───── Entries provided ─────

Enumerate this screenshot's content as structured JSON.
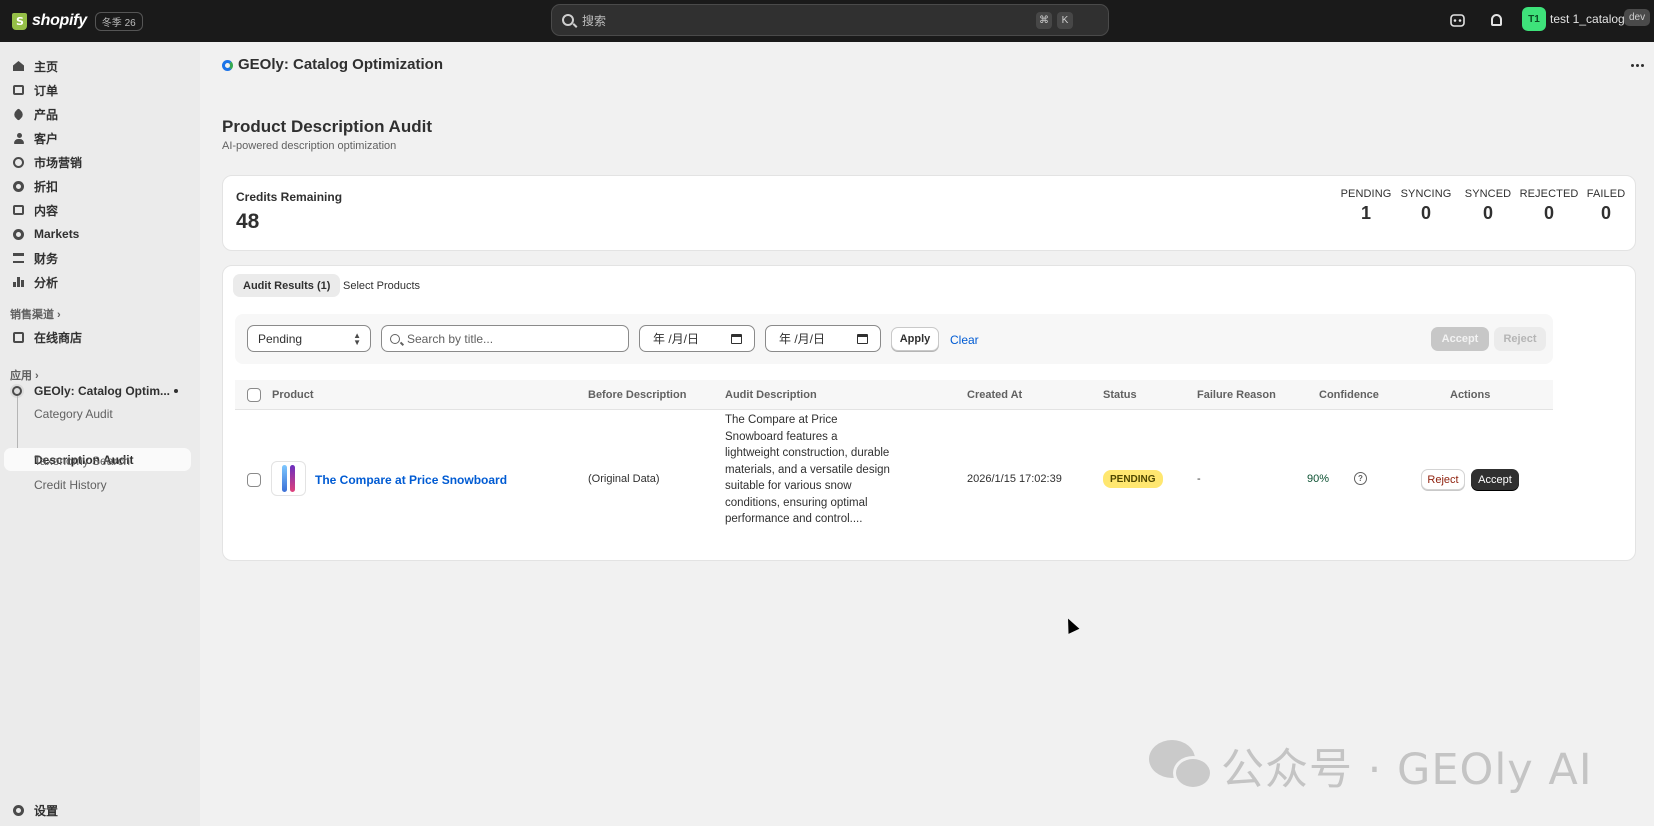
{
  "topbar": {
    "brand": "shopify",
    "edition": "冬季 26",
    "search_placeholder": "搜索",
    "shortcut_keys": [
      "⌘",
      "K"
    ],
    "avatar_initials": "T1",
    "store_name": "test 1_catalog",
    "dev_badge": "dev"
  },
  "sidebar": {
    "items": [
      {
        "label": "主页",
        "icon": "home-icon"
      },
      {
        "label": "订单",
        "icon": "inbox-icon"
      },
      {
        "label": "产品",
        "icon": "tag-icon"
      },
      {
        "label": "客户",
        "icon": "person-icon"
      },
      {
        "label": "市场营销",
        "icon": "target-icon"
      },
      {
        "label": "折扣",
        "icon": "discount-icon"
      },
      {
        "label": "内容",
        "icon": "content-icon"
      },
      {
        "label": "Markets",
        "icon": "globe-icon"
      },
      {
        "label": "财务",
        "icon": "bank-icon"
      },
      {
        "label": "分析",
        "icon": "bar-chart-icon"
      }
    ],
    "sales_channels_label": "销售渠道",
    "online_store_label": "在线商店",
    "apps_label": "应用",
    "app_name": "GEOly: Catalog Optim...",
    "app_subitems": [
      "Category Audit",
      "Description Audit",
      "Taxonomy Search",
      "Credit History"
    ],
    "active_subitem": "Description Audit",
    "settings_label": "设置"
  },
  "header": {
    "app_title": "GEOly: Catalog Optimization"
  },
  "page": {
    "title": "Product Description Audit",
    "subtitle": "AI-powered description optimization"
  },
  "credits": {
    "label": "Credits Remaining",
    "value": "48",
    "stats": [
      {
        "label": "PENDING",
        "value": "1"
      },
      {
        "label": "SYNCING",
        "value": "0"
      },
      {
        "label": "SYNCED",
        "value": "0"
      },
      {
        "label": "REJECTED",
        "value": "0"
      },
      {
        "label": "FAILED",
        "value": "0"
      }
    ]
  },
  "tabs": [
    "Audit Results (1)",
    "Select Products"
  ],
  "filters": {
    "status_value": "Pending",
    "search_placeholder": "Search by title...",
    "date_placeholder": "年 /月/日",
    "apply_label": "Apply",
    "clear_label": "Clear",
    "bulk_accept_label": "Accept",
    "bulk_reject_label": "Reject"
  },
  "table": {
    "columns": [
      "Product",
      "Before Description",
      "Audit Description",
      "Created At",
      "Status",
      "Failure Reason",
      "Confidence",
      "Actions"
    ],
    "rows": [
      {
        "product": "The Compare at Price Snowboard",
        "before": "(Original Data)",
        "audit": "The Compare at Price Snowboard features a lightweight construction, durable materials, and a versatile design suitable for various snow conditions, ensuring optimal performance and control....",
        "created_at": "2026/1/15 17:02:39",
        "status": "PENDING",
        "failure_reason": "-",
        "confidence": "90%",
        "reject_label": "Reject",
        "accept_label": "Accept"
      }
    ]
  },
  "colors": {
    "topbar": "#1a1a1a",
    "link": "#005bd3",
    "badge_pending": "#ffe770",
    "primary_button": "#303030"
  },
  "watermark": "公众号 · GEOly AI"
}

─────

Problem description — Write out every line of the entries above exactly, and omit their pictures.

Solution to this exercise —
Enumerate this screenshot's content as structured JSON.
{
  "topbar": {
    "brand": "shopify",
    "edition": "冬季 26",
    "search_placeholder": "搜索",
    "shortcut_keys": [
      "⌘",
      "K"
    ],
    "avatar_initials": "T1",
    "store_name": "test 1_catalog",
    "dev_badge": "dev"
  },
  "sidebar": {
    "items": [
      {
        "label": "主页",
        "icon": "home-icon"
      },
      {
        "label": "订单",
        "icon": "inbox-icon"
      },
      {
        "label": "产品",
        "icon": "tag-icon"
      },
      {
        "label": "客户",
        "icon": "person-icon"
      },
      {
        "label": "市场营销",
        "icon": "target-icon"
      },
      {
        "label": "折扣",
        "icon": "discount-icon"
      },
      {
        "label": "内容",
        "icon": "content-icon"
      },
      {
        "label": "Markets",
        "icon": "globe-icon"
      },
      {
        "label": "财务",
        "icon": "bank-icon"
      },
      {
        "label": "分析",
        "icon": "bar-chart-icon"
      }
    ],
    "sales_channels_label": "销售渠道",
    "online_store_label": "在线商店",
    "apps_label": "应用",
    "app_name": "GEOly: Catalog Optim...",
    "app_subitems": [
      "Category Audit",
      "Description Audit",
      "Taxonomy Search",
      "Credit History"
    ],
    "active_subitem": "Description Audit",
    "settings_label": "设置"
  },
  "header": {
    "app_title": "GEOly: Catalog Optimization"
  },
  "page": {
    "title": "Product Description Audit",
    "subtitle": "AI-powered description optimization"
  },
  "credits": {
    "label": "Credits Remaining",
    "value": "48",
    "stats": [
      {
        "label": "PENDING",
        "value": "1"
      },
      {
        "label": "SYNCING",
        "value": "0"
      },
      {
        "label": "SYNCED",
        "value": "0"
      },
      {
        "label": "REJECTED",
        "value": "0"
      },
      {
        "label": "FAILED",
        "value": "0"
      }
    ]
  },
  "tabs": [
    "Audit Results (1)",
    "Select Products"
  ],
  "filters": {
    "status_value": "Pending",
    "search_placeholder": "Search by title...",
    "date_placeholder": "年 /月/日",
    "apply_label": "Apply",
    "clear_label": "Clear",
    "bulk_accept_label": "Accept",
    "bulk_reject_label": "Reject"
  },
  "table": {
    "columns": [
      "Product",
      "Before Description",
      "Audit Description",
      "Created At",
      "Status",
      "Failure Reason",
      "Confidence",
      "Actions"
    ],
    "rows": [
      {
        "product": "The Compare at Price Snowboard",
        "before": "(Original Data)",
        "audit": "The Compare at Price Snowboard features a lightweight construction, durable materials, and a versatile design suitable for various snow conditions, ensuring optimal performance and control....",
        "created_at": "2026/1/15 17:02:39",
        "status": "PENDING",
        "failure_reason": "-",
        "confidence": "90%",
        "reject_label": "Reject",
        "accept_label": "Accept"
      }
    ]
  },
  "colors": {
    "topbar": "#1a1a1a",
    "link": "#005bd3",
    "badge_pending": "#ffe770",
    "primary_button": "#303030"
  },
  "watermark": "公众号 · GEOly AI"
}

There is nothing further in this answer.